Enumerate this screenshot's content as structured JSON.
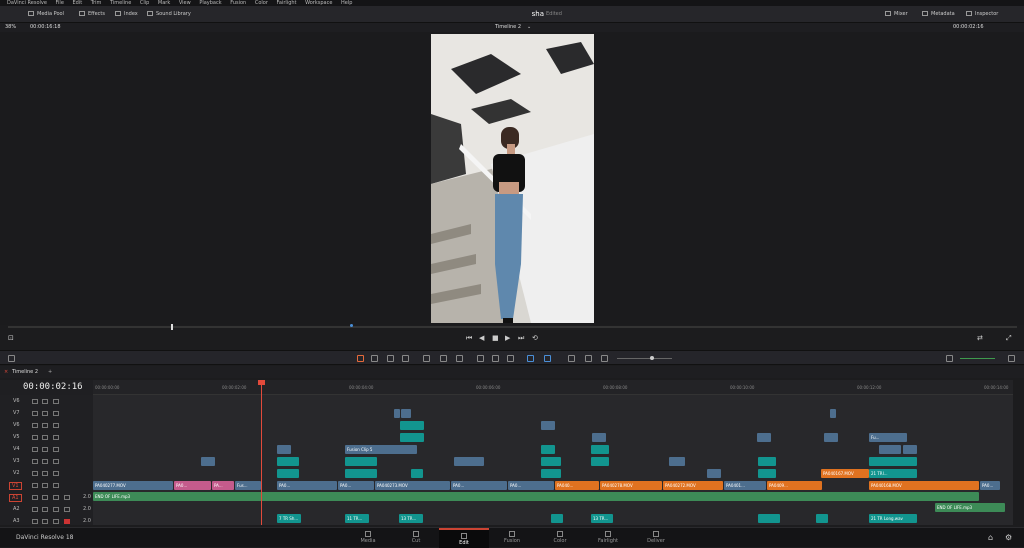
{
  "menu": [
    "DaVinci Resolve",
    "File",
    "Edit",
    "Trim",
    "Timeline",
    "Clip",
    "Mark",
    "View",
    "Playback",
    "Fusion",
    "Color",
    "Fairlight",
    "Workspace",
    "Help"
  ],
  "toolbar": {
    "media_pool": "Media Pool",
    "effects": "Effects",
    "index": "Index",
    "sound_library": "Sound Library",
    "project": "sha",
    "status": "Edited",
    "mixer": "Mixer",
    "metadata": "Metadata",
    "inspector": "Inspector"
  },
  "viewer": {
    "zoom": "38%",
    "duration": "00:00:16:18",
    "timeline": "Timeline 2",
    "timecode": "00:00:02:16"
  },
  "timeline": {
    "tab": "Timeline 2",
    "timecode": "00:00:02:16",
    "ruler": [
      "00:00:00:00",
      "00:00:02:00",
      "00:00:04:00",
      "00:00:06:00",
      "00:00:08:00",
      "00:00:10:00",
      "00:00:12:00",
      "00:00:14:00"
    ],
    "tracks": [
      "V6",
      "V7",
      "V6",
      "V5",
      "V4",
      "V3",
      "V2",
      "V1",
      "A1",
      "A2",
      "A3"
    ],
    "audio_channels": [
      "2.0",
      "2.0",
      "2.0"
    ],
    "clips": {
      "v1_1": "PA040277.MOV",
      "v1_2": "PA0...",
      "v1_3": "PA...",
      "v1_4": "Fus...",
      "v1_5": "PA0...",
      "v1_6": "PA0...",
      "v1_7": "PA040273.MOV",
      "v1_8": "PA0...",
      "v1_9": "PA0...",
      "v1_10": "PA040...",
      "v1_11": "PA040278.MOV",
      "v1_12": "PA040272.MOV",
      "v1_13": "PA0401...",
      "v1_14": "PA0409...",
      "v1_15": "PA040168.MOV",
      "v1_16": "PA0...",
      "v2_orange": "PA040167.MOV",
      "v2_tea": "21 TRI...",
      "v4_fusion": "Fusion Clip 5",
      "v5_fu": "Fu...",
      "a1": "END OF LIFE.mp3",
      "a2": "END OF LIFE.mp3",
      "a3_1": "7 TR Sh...",
      "a3_2": "11 TR...",
      "a3_3": "13 TR...",
      "a3_4": "13 TR...",
      "a3_5": "21 TR Long.wav"
    }
  },
  "footer": {
    "app": "DaVinci Resolve 18",
    "pages": [
      "Media",
      "Cut",
      "Edit",
      "Fusion",
      "Color",
      "Fairlight",
      "Deliver"
    ],
    "active": "Edit"
  }
}
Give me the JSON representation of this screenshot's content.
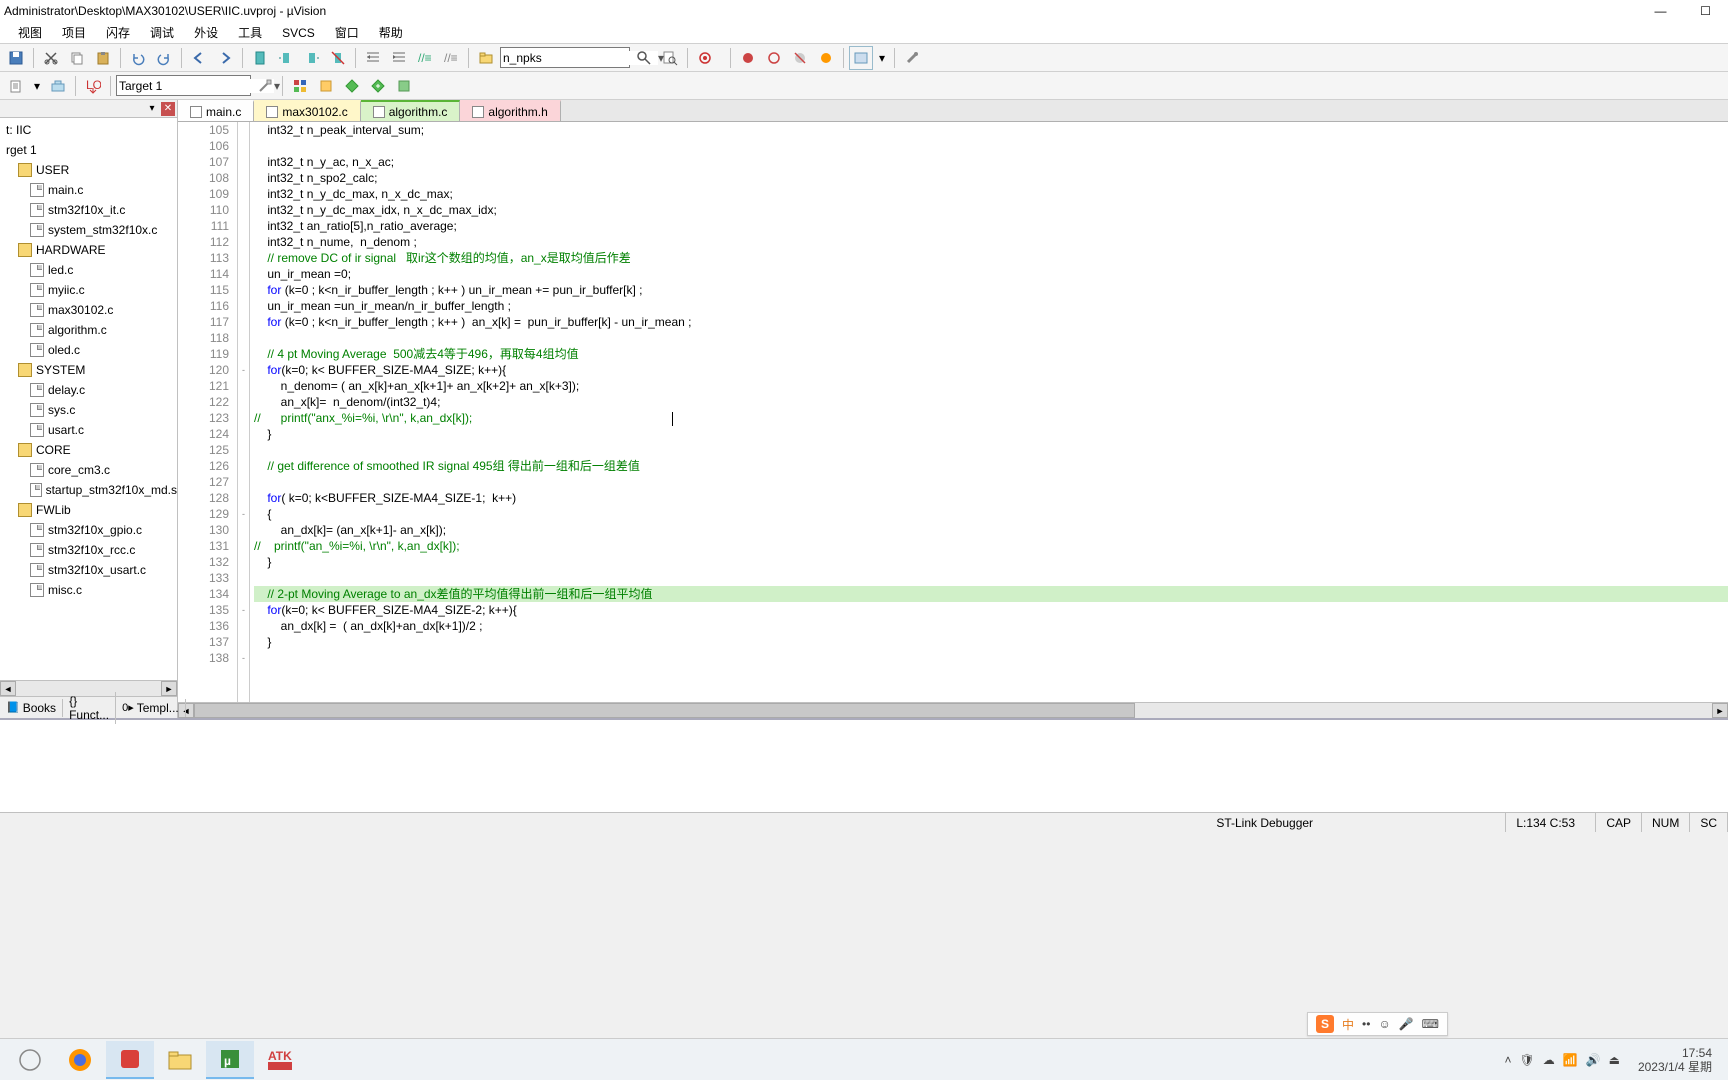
{
  "window": {
    "title": "Administrator\\Desktop\\MAX30102\\USER\\IIC.uvproj - µVision"
  },
  "menu": [
    "视图",
    "项目",
    "闪存",
    "调试",
    "外设",
    "工具",
    "SVCS",
    "窗口",
    "帮助"
  ],
  "toolbar1": {
    "combo": "n_npks"
  },
  "toolbar2": {
    "target": "Target 1"
  },
  "project": {
    "breadcrumb": "t: IIC",
    "target": "rget 1",
    "groups": [
      {
        "name": "USER",
        "files": [
          "main.c",
          "stm32f10x_it.c",
          "system_stm32f10x.c"
        ]
      },
      {
        "name": "HARDWARE",
        "files": [
          "led.c",
          "myiic.c",
          "max30102.c",
          "algorithm.c",
          "oled.c"
        ]
      },
      {
        "name": "SYSTEM",
        "files": [
          "delay.c",
          "sys.c",
          "usart.c"
        ]
      },
      {
        "name": "CORE",
        "files": [
          "core_cm3.c",
          "startup_stm32f10x_md.s"
        ]
      },
      {
        "name": "FWLib",
        "files": [
          "stm32f10x_gpio.c",
          "stm32f10x_rcc.c",
          "stm32f10x_usart.c",
          "misc.c"
        ]
      }
    ],
    "tabs": {
      "books": "Books",
      "funcs": "{} Funct...",
      "templates": "Templ..."
    }
  },
  "editor": {
    "tabs": [
      {
        "name": "main.c",
        "style": "inactive"
      },
      {
        "name": "max30102.c",
        "style": "yellow"
      },
      {
        "name": "algorithm.c",
        "style": "green"
      },
      {
        "name": "algorithm.h",
        "style": "pink"
      }
    ],
    "first_line": 105,
    "lines": [
      {
        "raw": "    int32_t n_peak_interval_sum;"
      },
      {
        "raw": ""
      },
      {
        "raw": "    int32_t n_y_ac, n_x_ac;"
      },
      {
        "raw": "    int32_t n_spo2_calc;"
      },
      {
        "raw": "    int32_t n_y_dc_max, n_x_dc_max;"
      },
      {
        "raw": "    int32_t n_y_dc_max_idx, n_x_dc_max_idx;"
      },
      {
        "raw": "    int32_t an_ratio[5],n_ratio_average;"
      },
      {
        "raw": "    int32_t n_nume,  n_denom ;"
      },
      {
        "cmt": "    // remove DC of ir signal   取ir这个数组的均值，an_x是取均值后作差"
      },
      {
        "raw": "    un_ir_mean =0;"
      },
      {
        "kwfor": true,
        "raw": "    for (k=0 ; k<n_ir_buffer_length ; k++ ) un_ir_mean += pun_ir_buffer[k] ;"
      },
      {
        "raw": "    un_ir_mean =un_ir_mean/n_ir_buffer_length ;"
      },
      {
        "kwfor": true,
        "raw": "    for (k=0 ; k<n_ir_buffer_length ; k++ )  an_x[k] =  pun_ir_buffer[k] - un_ir_mean ;"
      },
      {
        "raw": ""
      },
      {
        "cmt": "    // 4 pt Moving Average  500减去4等于496，再取每4组均值"
      },
      {
        "fold": "-",
        "kwfor": true,
        "raw": "    for(k=0; k< BUFFER_SIZE-MA4_SIZE; k++){"
      },
      {
        "raw": "        n_denom= ( an_x[k]+an_x[k+1]+ an_x[k+2]+ an_x[k+3]);"
      },
      {
        "raw": "        an_x[k]=  n_denom/(int32_t)4;"
      },
      {
        "cmt": "//      printf(\"anx_%i=%i, \\r\\n\", k,an_dx[k]);",
        "caret": true
      },
      {
        "raw": "    }"
      },
      {
        "raw": ""
      },
      {
        "cmt": "    // get difference of smoothed IR signal 495组 得出前一组和后一组差值"
      },
      {
        "raw": ""
      },
      {
        "kwfor": true,
        "raw": "    for( k=0; k<BUFFER_SIZE-MA4_SIZE-1;  k++)"
      },
      {
        "fold": "-",
        "raw": "    {"
      },
      {
        "raw": "        an_dx[k]= (an_x[k+1]- an_x[k]);"
      },
      {
        "cmt": "//    printf(\"an_%i=%i, \\r\\n\", k,an_dx[k]);"
      },
      {
        "raw": "    }"
      },
      {
        "raw": ""
      },
      {
        "hl": true,
        "cmt": "    // 2-pt Moving Average to an_dx差值的平均值得出前一组和后一组平均值"
      },
      {
        "fold": "-",
        "kwfor": true,
        "raw": "    for(k=0; k< BUFFER_SIZE-MA4_SIZE-2; k++){"
      },
      {
        "raw": "        an_dx[k] =  ( an_dx[k]+an_dx[k+1])/2 ;"
      },
      {
        "raw": "    }"
      },
      {
        "fold": "-",
        "raw": ""
      }
    ]
  },
  "status": {
    "debugger": "ST-Link Debugger",
    "cursor": "L:134 C:53",
    "caps": "CAP",
    "num": "NUM",
    "scroll": "SC"
  },
  "tray": {
    "ime_cn": "中",
    "time": "17:54",
    "date": "2023/1/4 星期"
  }
}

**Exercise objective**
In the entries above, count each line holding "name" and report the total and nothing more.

**Response**
9